E5245. Can We Save the Foot? Percutaneous Deep Venous Arterialization for No-Option Critical Limb Ischemia 
  1. Neginder Saini; Holy Name Medical Center
  2. Laura Marrone; Holy Name Medical Center
  3. John Rundback; Holy Name Medical Center
Percutaneous deep venous arterialization is a minimally invasive technique used in patients with critical limb-threatening ischemia with nonreconstructible tibial and pedal arterial disease who are at imminent risk of amputation.

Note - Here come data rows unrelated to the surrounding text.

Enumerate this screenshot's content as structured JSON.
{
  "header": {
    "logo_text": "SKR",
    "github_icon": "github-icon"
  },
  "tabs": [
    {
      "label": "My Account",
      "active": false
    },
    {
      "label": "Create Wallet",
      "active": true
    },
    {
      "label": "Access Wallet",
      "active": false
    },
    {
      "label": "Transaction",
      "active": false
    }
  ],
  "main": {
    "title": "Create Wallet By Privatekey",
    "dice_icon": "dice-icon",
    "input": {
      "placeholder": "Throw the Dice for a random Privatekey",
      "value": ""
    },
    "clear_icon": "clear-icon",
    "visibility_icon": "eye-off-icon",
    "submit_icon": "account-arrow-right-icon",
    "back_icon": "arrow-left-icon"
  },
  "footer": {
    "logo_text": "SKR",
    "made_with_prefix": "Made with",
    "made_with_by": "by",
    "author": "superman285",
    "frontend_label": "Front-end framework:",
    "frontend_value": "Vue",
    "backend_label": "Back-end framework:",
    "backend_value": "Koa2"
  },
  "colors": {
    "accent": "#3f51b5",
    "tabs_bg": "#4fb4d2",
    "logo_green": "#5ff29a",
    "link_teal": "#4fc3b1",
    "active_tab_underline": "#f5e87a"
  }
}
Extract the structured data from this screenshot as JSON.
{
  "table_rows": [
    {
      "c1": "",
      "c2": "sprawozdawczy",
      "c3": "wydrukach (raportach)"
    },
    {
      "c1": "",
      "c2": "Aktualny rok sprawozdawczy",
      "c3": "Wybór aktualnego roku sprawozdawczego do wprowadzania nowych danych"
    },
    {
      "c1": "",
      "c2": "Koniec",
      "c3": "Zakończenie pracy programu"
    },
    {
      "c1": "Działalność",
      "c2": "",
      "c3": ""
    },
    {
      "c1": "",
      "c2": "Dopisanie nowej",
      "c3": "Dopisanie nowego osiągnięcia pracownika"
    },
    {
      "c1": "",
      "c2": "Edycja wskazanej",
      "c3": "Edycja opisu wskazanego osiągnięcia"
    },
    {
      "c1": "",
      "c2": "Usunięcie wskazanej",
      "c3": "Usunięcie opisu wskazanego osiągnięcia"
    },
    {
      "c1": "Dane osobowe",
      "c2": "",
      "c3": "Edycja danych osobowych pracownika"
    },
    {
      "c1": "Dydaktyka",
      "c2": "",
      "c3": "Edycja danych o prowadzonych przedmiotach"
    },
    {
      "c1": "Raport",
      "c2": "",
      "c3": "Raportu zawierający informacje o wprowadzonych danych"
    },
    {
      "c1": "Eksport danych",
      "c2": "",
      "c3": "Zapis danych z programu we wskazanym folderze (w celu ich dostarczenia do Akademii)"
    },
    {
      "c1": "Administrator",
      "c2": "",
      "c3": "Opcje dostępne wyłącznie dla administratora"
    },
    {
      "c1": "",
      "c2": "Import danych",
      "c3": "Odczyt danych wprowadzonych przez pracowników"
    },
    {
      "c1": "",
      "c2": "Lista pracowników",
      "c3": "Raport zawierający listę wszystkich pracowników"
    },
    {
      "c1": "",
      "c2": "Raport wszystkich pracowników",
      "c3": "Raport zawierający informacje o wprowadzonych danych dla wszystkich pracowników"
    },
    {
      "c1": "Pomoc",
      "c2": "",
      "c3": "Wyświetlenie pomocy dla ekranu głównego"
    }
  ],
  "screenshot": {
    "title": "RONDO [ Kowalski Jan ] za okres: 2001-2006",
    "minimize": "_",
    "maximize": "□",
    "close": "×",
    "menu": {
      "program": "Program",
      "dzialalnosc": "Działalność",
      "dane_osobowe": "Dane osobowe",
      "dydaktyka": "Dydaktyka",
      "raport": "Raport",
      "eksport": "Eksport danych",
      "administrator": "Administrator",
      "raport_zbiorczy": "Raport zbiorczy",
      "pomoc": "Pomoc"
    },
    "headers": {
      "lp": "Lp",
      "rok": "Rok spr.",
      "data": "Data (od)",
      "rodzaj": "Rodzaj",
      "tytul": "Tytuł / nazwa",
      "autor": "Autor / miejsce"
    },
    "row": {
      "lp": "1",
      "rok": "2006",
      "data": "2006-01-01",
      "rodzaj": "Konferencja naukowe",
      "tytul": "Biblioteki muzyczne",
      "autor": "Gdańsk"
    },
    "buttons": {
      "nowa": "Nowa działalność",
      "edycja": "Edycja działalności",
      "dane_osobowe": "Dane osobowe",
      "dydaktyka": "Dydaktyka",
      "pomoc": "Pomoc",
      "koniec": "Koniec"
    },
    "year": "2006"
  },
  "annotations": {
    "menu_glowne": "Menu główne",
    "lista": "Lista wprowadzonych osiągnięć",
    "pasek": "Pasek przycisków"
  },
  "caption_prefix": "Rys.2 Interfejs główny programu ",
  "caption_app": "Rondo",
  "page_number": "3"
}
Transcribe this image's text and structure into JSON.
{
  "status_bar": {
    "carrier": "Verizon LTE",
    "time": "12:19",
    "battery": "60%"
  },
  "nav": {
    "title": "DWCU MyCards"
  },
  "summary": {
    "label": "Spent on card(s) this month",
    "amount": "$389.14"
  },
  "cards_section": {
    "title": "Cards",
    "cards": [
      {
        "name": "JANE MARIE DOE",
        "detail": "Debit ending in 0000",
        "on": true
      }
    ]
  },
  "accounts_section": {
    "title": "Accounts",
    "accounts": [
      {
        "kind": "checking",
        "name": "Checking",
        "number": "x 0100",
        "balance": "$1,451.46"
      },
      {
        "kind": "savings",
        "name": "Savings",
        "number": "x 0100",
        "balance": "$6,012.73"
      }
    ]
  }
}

The procedure involves creating a connection between a tibial artery and tibial vein to provide oxygenated blood to the foot through a retrograde fashion.

Educational Goals / Teaching Points
Explain the indications, risks, and benefits of percutaneous deep venous arterialization (pDVA). Explain the steps of the procedure as well as pre- and postoperative management. Discuss the various off-the-shelf devices being used for the procedure in addition to the proprietary system currently developed and being used in clinical trials. Review the literature on efficacy and outcomes following pDVA in patients with no-option critical limb-threatening ischemia. Provide early data on retrospective study currently underway at a single institution comparing outcomes at in-patient facility vs outpatient-based-laboratory.

Key Anatomic/Physiologic Issues and Imaging Findings/Techniques
Antegrade femoral artery access is obtained using ultrasound-guided micropuncture technique and recanalization of tibial arteries is performed as distal as possible. Venous access of the plantar or dorsalis pedis vein is obtained using ultrasound-guidance, and valvulotome is performed to allow for unobstructed retrograde flow. Depending on operator preference, different devices can be used to assist with arterial to venous puncture and fistula creation. Through and through access is obtained and balloon angioplasty of the arterial to venous anastomosis is performed followed by stent graft placement. Additional balloon angioplasty of the pedal venous arch is performed.

Percutaneous deep venous arterialization is a feasible option for patients with no-option critical limb-threatening ischemia with recent studies demonstrating promising results for amputation-free survival within a 1-year period. Further studies are required to evaluate for long-term outcomes.